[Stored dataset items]
== Segment start ==

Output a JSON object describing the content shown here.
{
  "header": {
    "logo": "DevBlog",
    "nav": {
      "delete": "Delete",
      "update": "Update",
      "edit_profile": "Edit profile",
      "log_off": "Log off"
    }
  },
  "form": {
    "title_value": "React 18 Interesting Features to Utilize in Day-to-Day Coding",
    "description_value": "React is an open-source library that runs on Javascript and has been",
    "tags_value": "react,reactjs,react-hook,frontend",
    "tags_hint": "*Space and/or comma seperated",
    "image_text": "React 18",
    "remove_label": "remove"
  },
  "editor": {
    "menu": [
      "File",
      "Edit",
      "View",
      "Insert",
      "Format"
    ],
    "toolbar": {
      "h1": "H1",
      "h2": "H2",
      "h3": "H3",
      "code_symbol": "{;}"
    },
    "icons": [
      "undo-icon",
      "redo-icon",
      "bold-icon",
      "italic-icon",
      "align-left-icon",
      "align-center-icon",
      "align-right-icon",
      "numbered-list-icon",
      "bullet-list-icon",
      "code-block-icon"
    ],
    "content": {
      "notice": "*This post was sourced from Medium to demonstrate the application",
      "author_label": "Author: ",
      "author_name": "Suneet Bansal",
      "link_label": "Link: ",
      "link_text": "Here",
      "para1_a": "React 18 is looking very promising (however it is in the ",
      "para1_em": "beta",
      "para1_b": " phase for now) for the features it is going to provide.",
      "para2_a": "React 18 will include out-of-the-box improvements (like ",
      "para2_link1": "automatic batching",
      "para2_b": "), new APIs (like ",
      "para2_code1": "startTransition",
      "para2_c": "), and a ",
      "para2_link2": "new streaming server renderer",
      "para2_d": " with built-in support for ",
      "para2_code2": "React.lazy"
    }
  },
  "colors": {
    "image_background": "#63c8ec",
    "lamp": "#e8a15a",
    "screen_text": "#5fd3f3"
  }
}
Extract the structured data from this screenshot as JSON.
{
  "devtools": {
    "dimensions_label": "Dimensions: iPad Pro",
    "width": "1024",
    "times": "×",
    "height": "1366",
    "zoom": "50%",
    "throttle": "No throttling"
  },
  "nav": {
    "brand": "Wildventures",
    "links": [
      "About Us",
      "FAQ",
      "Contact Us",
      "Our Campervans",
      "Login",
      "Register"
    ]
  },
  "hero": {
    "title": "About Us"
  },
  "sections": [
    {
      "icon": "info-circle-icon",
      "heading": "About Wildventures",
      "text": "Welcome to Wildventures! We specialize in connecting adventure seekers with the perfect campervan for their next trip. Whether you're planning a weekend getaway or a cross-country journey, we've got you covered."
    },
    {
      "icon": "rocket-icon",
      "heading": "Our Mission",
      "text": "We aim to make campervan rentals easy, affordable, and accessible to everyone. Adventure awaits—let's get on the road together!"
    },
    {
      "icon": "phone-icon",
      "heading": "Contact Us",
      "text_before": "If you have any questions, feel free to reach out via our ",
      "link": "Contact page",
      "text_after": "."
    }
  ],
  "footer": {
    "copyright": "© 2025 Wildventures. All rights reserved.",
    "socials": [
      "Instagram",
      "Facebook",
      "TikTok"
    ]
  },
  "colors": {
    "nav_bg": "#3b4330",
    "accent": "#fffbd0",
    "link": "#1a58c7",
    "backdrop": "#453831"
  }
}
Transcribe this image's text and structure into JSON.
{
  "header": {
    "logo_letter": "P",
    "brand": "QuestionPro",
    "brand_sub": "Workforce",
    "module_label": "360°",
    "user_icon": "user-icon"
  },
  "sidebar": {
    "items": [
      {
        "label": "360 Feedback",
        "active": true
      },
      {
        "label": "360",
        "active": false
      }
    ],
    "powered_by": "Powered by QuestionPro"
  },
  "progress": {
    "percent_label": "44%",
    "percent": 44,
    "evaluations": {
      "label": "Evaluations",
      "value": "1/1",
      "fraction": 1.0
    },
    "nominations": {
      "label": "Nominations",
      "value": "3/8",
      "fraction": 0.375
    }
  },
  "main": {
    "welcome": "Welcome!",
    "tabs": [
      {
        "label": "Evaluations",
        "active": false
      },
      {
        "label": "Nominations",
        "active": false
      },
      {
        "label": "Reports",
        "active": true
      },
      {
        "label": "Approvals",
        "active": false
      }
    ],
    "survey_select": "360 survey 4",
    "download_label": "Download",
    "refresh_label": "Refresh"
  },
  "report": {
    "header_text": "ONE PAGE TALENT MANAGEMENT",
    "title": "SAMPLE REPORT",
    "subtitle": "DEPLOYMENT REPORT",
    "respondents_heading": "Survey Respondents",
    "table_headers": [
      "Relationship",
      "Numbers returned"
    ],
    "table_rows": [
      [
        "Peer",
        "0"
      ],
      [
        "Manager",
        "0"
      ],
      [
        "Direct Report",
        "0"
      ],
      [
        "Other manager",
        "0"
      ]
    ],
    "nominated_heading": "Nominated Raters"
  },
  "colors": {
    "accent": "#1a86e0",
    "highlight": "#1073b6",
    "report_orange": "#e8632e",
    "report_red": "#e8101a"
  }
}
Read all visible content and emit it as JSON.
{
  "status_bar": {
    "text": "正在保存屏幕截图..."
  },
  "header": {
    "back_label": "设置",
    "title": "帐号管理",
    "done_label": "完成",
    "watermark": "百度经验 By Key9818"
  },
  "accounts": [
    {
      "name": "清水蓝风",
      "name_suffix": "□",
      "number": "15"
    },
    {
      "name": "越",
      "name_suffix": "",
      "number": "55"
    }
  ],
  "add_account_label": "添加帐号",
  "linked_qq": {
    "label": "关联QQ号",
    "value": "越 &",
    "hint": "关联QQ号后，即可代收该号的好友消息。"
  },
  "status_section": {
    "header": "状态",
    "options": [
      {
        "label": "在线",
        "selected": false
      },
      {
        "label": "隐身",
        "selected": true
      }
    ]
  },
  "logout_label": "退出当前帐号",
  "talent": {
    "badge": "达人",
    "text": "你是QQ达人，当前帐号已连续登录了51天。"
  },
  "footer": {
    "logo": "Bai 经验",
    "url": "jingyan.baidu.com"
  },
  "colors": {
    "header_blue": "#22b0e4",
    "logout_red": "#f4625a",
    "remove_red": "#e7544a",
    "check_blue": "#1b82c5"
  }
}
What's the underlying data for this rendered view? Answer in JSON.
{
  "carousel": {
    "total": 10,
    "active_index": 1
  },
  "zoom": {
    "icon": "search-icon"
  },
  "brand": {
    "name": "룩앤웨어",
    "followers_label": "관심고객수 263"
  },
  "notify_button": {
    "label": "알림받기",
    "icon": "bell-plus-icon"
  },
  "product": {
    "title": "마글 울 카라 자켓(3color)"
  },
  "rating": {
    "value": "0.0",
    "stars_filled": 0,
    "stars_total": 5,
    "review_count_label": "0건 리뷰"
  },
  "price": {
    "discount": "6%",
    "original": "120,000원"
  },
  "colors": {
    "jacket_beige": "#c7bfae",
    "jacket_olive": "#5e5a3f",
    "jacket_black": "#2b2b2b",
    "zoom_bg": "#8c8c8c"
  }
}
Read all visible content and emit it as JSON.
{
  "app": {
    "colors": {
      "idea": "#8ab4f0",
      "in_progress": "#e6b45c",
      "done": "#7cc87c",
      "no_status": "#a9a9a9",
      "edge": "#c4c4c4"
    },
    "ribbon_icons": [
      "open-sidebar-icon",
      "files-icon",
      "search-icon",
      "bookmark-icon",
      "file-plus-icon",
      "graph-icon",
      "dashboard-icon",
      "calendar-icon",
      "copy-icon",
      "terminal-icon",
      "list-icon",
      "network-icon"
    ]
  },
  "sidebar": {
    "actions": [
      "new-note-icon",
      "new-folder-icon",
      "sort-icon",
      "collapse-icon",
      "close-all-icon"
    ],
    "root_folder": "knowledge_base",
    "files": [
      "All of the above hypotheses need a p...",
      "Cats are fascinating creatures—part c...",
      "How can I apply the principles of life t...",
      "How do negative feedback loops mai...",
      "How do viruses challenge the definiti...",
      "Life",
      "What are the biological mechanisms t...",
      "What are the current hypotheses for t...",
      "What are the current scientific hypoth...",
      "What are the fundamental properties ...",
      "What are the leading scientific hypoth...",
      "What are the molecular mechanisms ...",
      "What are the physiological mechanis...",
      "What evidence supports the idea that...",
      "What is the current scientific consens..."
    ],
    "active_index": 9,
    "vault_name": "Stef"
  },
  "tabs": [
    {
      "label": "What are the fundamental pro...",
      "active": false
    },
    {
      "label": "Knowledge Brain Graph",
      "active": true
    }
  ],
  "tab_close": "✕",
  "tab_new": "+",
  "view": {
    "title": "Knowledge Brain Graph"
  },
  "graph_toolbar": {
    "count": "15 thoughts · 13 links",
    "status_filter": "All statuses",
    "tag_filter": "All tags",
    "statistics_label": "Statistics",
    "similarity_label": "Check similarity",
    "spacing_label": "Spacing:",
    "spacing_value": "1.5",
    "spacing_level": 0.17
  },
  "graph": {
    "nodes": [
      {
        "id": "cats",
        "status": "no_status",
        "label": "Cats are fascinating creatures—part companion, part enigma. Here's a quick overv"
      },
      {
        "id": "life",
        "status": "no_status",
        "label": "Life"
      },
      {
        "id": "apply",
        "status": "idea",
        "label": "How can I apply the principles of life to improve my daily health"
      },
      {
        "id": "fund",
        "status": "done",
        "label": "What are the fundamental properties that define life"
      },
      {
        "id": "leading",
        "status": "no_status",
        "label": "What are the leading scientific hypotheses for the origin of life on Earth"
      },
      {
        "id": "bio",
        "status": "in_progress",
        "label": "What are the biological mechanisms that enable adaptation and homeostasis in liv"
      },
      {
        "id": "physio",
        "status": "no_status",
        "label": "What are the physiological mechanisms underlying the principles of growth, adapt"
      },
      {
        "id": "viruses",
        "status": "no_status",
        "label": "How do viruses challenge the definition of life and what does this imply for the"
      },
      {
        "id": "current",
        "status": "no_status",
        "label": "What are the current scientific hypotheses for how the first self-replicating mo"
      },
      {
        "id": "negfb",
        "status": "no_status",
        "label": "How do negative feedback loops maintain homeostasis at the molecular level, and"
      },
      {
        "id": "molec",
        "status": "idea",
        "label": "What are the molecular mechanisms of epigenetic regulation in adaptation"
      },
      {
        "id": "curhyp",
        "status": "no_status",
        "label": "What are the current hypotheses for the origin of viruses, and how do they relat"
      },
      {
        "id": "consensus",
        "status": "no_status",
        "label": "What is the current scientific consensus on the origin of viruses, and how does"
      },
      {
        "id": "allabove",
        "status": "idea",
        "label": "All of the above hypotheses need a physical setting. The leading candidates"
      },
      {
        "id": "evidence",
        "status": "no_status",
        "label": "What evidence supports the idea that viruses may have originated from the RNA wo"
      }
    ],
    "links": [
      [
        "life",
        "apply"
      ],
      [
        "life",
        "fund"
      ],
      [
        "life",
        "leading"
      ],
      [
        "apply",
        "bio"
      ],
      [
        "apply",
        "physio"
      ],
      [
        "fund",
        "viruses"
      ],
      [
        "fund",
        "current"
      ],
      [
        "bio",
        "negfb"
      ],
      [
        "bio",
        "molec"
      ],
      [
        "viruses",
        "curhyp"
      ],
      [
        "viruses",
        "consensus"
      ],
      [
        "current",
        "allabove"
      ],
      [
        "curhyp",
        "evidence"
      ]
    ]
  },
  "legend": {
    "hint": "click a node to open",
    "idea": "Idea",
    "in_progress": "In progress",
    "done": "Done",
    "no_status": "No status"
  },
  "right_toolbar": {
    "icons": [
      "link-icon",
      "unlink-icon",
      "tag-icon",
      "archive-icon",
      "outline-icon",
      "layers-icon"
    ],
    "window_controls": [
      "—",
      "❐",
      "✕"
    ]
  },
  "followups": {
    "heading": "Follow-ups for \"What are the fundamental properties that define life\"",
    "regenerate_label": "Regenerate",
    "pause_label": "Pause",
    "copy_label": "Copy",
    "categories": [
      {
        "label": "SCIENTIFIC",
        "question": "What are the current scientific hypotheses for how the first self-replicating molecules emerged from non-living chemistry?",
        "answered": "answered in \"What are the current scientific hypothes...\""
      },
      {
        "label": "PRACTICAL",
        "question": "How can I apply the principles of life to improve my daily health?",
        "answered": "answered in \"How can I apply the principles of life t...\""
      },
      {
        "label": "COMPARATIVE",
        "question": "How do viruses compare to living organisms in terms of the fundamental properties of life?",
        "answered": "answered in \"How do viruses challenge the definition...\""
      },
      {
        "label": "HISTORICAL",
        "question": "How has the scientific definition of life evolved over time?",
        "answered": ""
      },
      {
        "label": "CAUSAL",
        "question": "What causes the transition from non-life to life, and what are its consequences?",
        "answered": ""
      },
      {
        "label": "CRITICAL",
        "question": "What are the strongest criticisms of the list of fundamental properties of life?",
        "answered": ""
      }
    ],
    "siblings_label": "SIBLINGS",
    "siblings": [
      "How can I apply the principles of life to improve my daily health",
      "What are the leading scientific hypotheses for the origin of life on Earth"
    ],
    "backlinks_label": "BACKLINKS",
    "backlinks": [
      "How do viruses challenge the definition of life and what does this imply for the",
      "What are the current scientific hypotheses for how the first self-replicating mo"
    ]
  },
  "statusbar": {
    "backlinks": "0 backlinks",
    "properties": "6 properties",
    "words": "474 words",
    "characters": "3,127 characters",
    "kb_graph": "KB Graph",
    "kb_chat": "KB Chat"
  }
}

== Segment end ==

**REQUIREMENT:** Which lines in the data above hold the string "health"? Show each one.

**FINISHED TASK:**
        "label": "How can I apply the principles of life to improve my daily health"
        "question": "How can I apply the principles of life to improve my daily health?",
      "How can I apply the principles of life to improve my daily health",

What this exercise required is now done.